Classes have started this week at Grand Valley, and I wanted to share from my two preassessments. This first part is from giving the growth mindset survey to our preservice student teacher assistants. The field experience for the professional program here is one semester in schools in the morning, where the TA teaches at least one unit for one class (though most do much more), and then a semester of traditional student teaching. After our getting to know you time (Piece of Me plus student interviews of each other), I showed a Prezi on what do we mean by professional development (emphasis on student TEACHER rather than STUDENT teacher).
From the always funny Speed Bump.
Then we did the growth mindset survey. (Developed with Sue Van Hattum.) We discussed a few of the questions and made a human bargraph so we could see where people are. A lot of agreement this semester, and a pretty reform minded bunch, I'd say.
So they're pretty countercultural about their beliefs about mathematics, and at least open to a growth mindset on the surface. (There's lots of good research contrasting surface beliefs with the beliefs that cause actions.) And they seem to be open to differentiation practices with how students learn math, strongly endorsing visuals, communication and questioning. The question for Rebecca and I becomes how do we support and encourage them in this direction. They are mostly placed in pairs (except for the odd man out), which we think will help, and did in the pilot pair placements. I'm wondering if the hedging (mostly vs. strongly) is a sign of underlying belief vs. what we've been telling them in the university, or their developing belief vs. cultural truism.

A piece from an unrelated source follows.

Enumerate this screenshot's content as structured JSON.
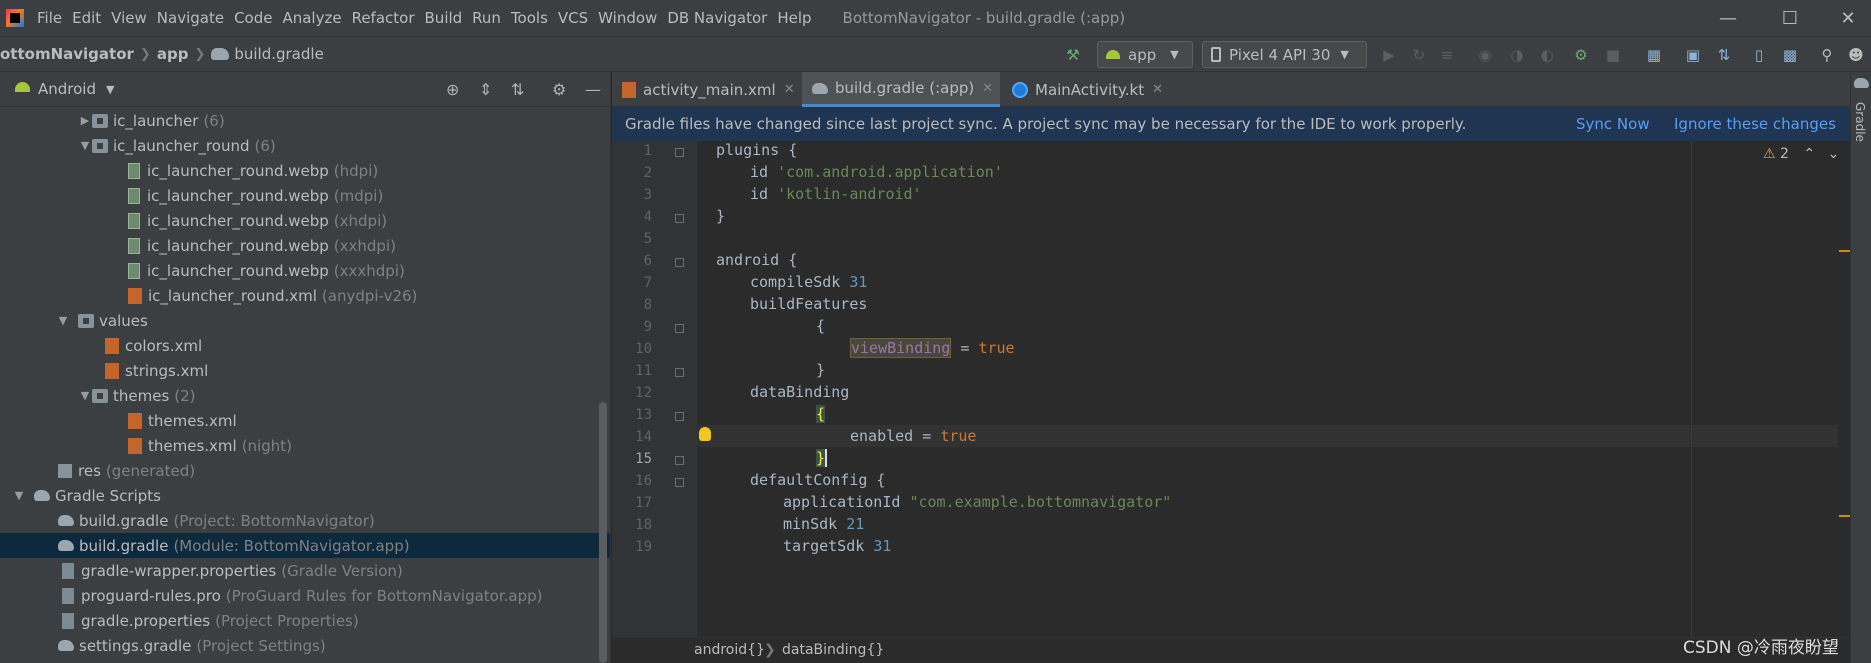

Their comments about 10/15 and 18 were also interesting.
Pick one statement you agree with and explain.
8. You can greatly change your ability to do math.
- The biggest thing you can change about math ability is your mindset. If you believe you can’t, then you won’t be able. If you believe you can do it, then you will be able to do it. Might take some extra work.
- All things take help, and some take extra practice.
- Being able to see the situation helps me organize.
- Drawing pictures help me learn and do math. They help me to see what is known and what needs to be solved.
- Explaining forces one to view math in different ways.
- I have experienced this several times myself. I want my students to have the chance to teach each other.
- It wasn’t till I started tutoring calculus that I started understanding the underlying complexities and the power of it all.
- You can say your answer and get it correct, but it doesn’t mean you know math. You might know 2x3=6 from memorization, but if you can’t say why then you do not know math.
- Explaining helps me check and see it in a different way.
- After trying a problem it helps to clarify a question or reinforces my confidence.
- Forces you to put your thoughts in a logical order and may force you to see the problem in a new light – how the other person sees it.
- Helps you learn because it is a good measurement of how well you know something. It’s easy to explain to yourself, but explaining it to someone else helps a lot.
- To explain it is to know it so well that you can approach the idea from any angle.
2. How intelligent you are mostly determines how well you can do math.
- There are many subjects and you can be intelligent without math.
- Memorization gets a correct answer not understanding.
- Girls can do anything as well as boys. (Look around the room.)
- You might be the slowest person at getting an answer, but make less mistakes or just need time.
- Could be chance.
- There are so many factors that go into taking a test.
- Never is there one way.
- You can understand each step and make a simple mistake and get the wrong answer.
- Students can learn a lot on the way of solving a probem.
- Math is about learning the process. That is the most important thing.
- The right answer may be wrong from rounding error, etc…
Let me state unequivocally: I have every confidence in each of these teachers' mathematical ability. This is a measure of their self-perception, not their competence.
7 7 7 7
9 9 9
This makes me wonder about our schooling. Why don't they all consider themselves mathematicians? What damage have we done? If a college math major with a 2.8 GPA minimum is a 5, what is a struggling high school student?
So, that's my data. It has me very hopeful for the semester. I'll be working to support them in their fledgling positive beliefs (hoping their data supports it, too), and in helping them transfer those solid math beliefs to teaching.
What do you see in this data? I'd love to hear in the comments, if you have the inclination.